Recent incidents include death threats against community members and a 10 year old child being severely wounded by an explosive on January 17, 2013. They also report that Hermes Casso and Oscar Casso were tortured on March 17, 2013. On March 30, 2013, Alvaro Chocué Ramos was murdered. Members of the Colombian armed forces are linked to this killing.

This situation has prompted the Nasa Sath Tama Kiwe de Caldono community to organize a public hearing that will take place on April 23, 2013. The purpose of this hearing is to develop efficient measures that can guarantee justice and reparations for victims of abuses. Further, the strategies for the halting of violent actions in indigenous territories will be discussed. Members of the Colombian government, human rights organizations, and indigenous communities in Colombia and elsewhere are invited to attend.

Youth from Río Murindó and Chageradó Turriquitadó used as Military Informants

The assembly of the Río Murindó and Chageradó Turriquitadó reservation denounced the use of three members of their community as military informants. With the intent of obtaining military information within the reservation, the three youth recruited by Captain Julio Sierra of the 12th Infantry Battalion, of the XV Brigade with headquarters in Quibdó, Chocó, and trained by the XVII Brigade of the Army based in Carepa, Antioquia.

This incident has led the indigenous community of Río Murindó and Chageradó Turriquitadó to demand that the authorities respect Decree 004 that recommends that Colombia implement plans to protect the indigenous peoples who are at risk of physical and cultural extermination due to the internal armed conflict in Colombia. They also urge the authorities to halt the use of members of their communities as informants.

We appreciate your attention to these most important matters and urge you to act to protect the rights of indigenous communities. U.S. authorities should guarantee that the human rights conditions pertaining to Colombia’s receipt of military assistance are fully implemented and that Colombia investigates and sanctions those responsible for the abuses noted in this update. 

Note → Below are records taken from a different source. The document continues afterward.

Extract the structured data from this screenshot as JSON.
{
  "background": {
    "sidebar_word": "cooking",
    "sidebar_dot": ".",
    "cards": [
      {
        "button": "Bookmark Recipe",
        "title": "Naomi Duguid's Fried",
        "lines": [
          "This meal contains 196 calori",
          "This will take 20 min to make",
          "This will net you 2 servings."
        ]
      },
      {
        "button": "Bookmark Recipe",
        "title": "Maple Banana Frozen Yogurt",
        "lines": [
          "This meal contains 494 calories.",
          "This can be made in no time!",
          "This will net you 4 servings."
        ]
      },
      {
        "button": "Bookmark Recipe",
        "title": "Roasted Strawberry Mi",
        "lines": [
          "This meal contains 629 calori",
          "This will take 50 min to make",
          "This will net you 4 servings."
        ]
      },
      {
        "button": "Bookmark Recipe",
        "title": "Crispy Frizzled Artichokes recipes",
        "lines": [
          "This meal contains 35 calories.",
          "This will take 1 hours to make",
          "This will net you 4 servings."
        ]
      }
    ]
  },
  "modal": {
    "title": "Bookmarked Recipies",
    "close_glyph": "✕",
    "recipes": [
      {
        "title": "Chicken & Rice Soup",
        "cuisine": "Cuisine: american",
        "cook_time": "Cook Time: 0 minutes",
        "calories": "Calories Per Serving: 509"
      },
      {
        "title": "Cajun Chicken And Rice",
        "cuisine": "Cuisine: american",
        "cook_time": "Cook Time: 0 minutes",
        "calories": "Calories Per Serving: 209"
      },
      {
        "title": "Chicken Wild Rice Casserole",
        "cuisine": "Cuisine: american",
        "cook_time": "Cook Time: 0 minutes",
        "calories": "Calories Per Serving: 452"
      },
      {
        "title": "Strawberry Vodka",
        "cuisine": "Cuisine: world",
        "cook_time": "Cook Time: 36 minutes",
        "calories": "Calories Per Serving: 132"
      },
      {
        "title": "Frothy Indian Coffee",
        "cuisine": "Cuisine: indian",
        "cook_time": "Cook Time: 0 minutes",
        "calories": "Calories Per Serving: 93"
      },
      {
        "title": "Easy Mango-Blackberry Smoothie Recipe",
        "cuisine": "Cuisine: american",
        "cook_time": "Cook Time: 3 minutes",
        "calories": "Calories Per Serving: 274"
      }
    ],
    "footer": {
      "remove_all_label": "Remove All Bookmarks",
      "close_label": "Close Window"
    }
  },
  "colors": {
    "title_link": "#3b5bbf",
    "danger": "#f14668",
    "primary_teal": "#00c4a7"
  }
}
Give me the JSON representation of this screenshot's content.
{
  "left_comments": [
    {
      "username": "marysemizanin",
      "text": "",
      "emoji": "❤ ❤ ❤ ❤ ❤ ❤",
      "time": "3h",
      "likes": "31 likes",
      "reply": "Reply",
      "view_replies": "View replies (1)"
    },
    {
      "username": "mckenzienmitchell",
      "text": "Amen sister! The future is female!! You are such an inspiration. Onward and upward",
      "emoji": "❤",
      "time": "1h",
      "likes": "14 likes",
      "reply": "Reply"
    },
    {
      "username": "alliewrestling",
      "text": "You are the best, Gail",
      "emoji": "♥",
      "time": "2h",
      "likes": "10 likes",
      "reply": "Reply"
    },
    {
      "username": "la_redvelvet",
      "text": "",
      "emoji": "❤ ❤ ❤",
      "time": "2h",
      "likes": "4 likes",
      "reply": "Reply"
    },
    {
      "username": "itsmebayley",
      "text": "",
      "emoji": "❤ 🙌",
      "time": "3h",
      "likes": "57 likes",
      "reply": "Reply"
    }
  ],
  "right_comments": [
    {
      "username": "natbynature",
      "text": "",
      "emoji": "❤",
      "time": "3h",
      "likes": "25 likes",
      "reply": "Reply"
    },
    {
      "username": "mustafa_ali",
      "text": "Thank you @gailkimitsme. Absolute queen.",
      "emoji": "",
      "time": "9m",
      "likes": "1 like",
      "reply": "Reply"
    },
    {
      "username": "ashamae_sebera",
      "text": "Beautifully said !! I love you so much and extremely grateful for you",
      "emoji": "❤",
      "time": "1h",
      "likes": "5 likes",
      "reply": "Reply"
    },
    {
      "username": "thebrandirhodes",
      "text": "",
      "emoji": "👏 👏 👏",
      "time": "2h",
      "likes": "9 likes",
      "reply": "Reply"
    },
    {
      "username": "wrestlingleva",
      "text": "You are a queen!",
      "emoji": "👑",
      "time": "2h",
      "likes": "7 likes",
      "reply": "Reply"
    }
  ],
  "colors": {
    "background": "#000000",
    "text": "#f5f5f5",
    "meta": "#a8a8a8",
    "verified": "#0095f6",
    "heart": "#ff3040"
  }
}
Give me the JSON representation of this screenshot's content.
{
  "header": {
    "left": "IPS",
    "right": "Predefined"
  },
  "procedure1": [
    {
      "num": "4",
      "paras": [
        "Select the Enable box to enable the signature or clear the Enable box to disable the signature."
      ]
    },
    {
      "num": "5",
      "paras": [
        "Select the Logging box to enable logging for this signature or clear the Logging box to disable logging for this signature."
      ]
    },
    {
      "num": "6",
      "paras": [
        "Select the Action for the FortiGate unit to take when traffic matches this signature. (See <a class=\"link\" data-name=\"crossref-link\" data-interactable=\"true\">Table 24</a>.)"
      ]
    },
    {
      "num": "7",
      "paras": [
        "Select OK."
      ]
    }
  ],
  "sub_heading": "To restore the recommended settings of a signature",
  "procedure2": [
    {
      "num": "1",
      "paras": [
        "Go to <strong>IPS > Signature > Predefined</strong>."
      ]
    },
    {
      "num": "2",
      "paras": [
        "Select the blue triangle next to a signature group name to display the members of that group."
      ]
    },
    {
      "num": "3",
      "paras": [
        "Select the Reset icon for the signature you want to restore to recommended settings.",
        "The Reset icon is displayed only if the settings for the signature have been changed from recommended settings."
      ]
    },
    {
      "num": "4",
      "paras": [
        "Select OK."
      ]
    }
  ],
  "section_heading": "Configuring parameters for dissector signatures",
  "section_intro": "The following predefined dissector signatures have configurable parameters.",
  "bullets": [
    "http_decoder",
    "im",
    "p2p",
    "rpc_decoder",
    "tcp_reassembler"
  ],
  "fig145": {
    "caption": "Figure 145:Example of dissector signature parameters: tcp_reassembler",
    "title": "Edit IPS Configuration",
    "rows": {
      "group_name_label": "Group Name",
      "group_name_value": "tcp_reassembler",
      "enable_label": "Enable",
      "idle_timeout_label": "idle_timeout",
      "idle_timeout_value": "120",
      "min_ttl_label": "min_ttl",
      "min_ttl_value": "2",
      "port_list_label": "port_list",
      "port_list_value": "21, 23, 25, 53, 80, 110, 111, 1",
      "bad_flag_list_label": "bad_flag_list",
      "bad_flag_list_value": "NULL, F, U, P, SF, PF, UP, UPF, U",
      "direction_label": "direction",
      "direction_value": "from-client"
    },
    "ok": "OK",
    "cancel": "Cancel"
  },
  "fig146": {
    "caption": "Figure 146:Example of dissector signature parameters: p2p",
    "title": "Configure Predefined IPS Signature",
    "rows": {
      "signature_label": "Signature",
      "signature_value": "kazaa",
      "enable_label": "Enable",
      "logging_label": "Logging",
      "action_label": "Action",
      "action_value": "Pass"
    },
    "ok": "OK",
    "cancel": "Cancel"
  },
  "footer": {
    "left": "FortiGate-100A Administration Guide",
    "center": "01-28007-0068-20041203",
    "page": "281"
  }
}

Representatives James McGovern and Jan Schakowsky are circulating a letter supporting the Colombia and FARC guerillas peace process. We urge all members of the U.S. Congress to support this letter with their signature.

U.S. civil society is encouraged to ask their representative to stand with Colombia’s victims and ethnic minorities in calling for a lasting and meaningful peace agreement. Click here to find out how to contact your representative.

Photo courtesy of “Unidad Indígena del Pueblo Awá UNIPA”